Assigned task:
This exercise asks for the records to be retyped exactly as they read.

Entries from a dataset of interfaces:
* * * * * * * * *
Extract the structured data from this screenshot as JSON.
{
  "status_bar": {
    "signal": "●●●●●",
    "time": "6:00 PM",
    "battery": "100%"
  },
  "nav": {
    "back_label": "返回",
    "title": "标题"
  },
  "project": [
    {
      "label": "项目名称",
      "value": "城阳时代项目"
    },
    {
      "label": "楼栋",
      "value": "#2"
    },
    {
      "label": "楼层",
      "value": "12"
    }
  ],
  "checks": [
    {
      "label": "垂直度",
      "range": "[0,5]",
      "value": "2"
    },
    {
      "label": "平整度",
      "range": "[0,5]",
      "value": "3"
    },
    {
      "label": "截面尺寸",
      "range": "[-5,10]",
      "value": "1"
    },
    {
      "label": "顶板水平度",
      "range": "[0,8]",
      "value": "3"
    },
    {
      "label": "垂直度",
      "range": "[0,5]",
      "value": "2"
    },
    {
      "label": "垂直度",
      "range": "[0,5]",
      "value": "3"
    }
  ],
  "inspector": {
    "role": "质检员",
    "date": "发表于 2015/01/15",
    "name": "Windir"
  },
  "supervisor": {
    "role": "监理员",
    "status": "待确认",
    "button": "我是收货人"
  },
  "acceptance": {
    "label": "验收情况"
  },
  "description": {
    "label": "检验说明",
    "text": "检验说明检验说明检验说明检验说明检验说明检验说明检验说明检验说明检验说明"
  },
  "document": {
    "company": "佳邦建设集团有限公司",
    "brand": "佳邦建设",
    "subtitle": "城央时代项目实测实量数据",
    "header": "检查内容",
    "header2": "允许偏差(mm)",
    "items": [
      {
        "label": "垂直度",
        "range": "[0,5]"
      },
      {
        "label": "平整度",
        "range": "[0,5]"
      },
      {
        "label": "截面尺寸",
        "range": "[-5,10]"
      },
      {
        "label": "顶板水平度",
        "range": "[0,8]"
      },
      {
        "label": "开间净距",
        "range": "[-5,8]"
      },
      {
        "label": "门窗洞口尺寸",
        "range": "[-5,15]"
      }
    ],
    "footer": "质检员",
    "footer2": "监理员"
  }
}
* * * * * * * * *
Expected answer:
Extract the structured data from this screenshot as JSON.
{
  "status_bar": {
    "signal": "●●●●●",
    "time": "6:00 PM",
    "battery": "100%"
  },
  "nav": {
    "back_label": "返回",
    "title": "标题"
  },
  "project": [
    {
      "label": "项目名称",
      "value": "城阳时代项目"
    },
    {
      "label": "楼栋",
      "value": "#2"
    },
    {
      "label": "楼层",
      "value": "12"
    }
  ],
  "checks": [
    {
      "label": "垂直度",
      "range": "[0,5]",
      "value": "2"
    },
    {
      "label": "平整度",
      "range": "[0,5]",
      "value": "3"
    },
    {
      "label": "截面尺寸",
      "range": "[-5,10]",
      "value": "1"
    },
    {
      "label": "顶板水平度",
      "range": "[0,8]",
      "value": "3"
    },
    {
      "label": "垂直度",
      "range": "[0,5]",
      "value": "2"
    },
    {
      "label": "垂直度",
      "range": "[0,5]",
      "value": "3"
    }
  ],
  "inspector": {
    "role": "质检员",
    "date": "发表于 2015/01/15",
    "name": "Windir"
  },
  "supervisor": {
    "role": "监理员",
    "status": "待确认",
    "button": "我是收货人"
  },
  "acceptance": {
    "label": "验收情况"
  },
  "description": {
    "label": "检验说明",
    "text": "检验说明检验说明检验说明检验说明检验说明检验说明检验说明检验说明检验说明"
  },
  "document": {
    "company": "佳邦建设集团有限公司",
    "brand": "佳邦建设",
    "subtitle": "城央时代项目实测实量数据",
    "header": "检查内容",
    "header2": "允许偏差(mm)",
    "items": [
      {
        "label": "垂直度",
        "range": "[0,5]"
      },
      {
        "label": "平整度",
        "range": "[0,5]"
      },
      {
        "label": "截面尺寸",
        "range": "[-5,10]"
      },
      {
        "label": "顶板水平度",
        "range": "[0,8]"
      },
      {
        "label": "开间净距",
        "range": "[-5,8]"
      },
      {
        "label": "门窗洞口尺寸",
        "range": "[-5,15]"
      }
    ],
    "footer": "质检员",
    "footer2": "监理员"
  }
}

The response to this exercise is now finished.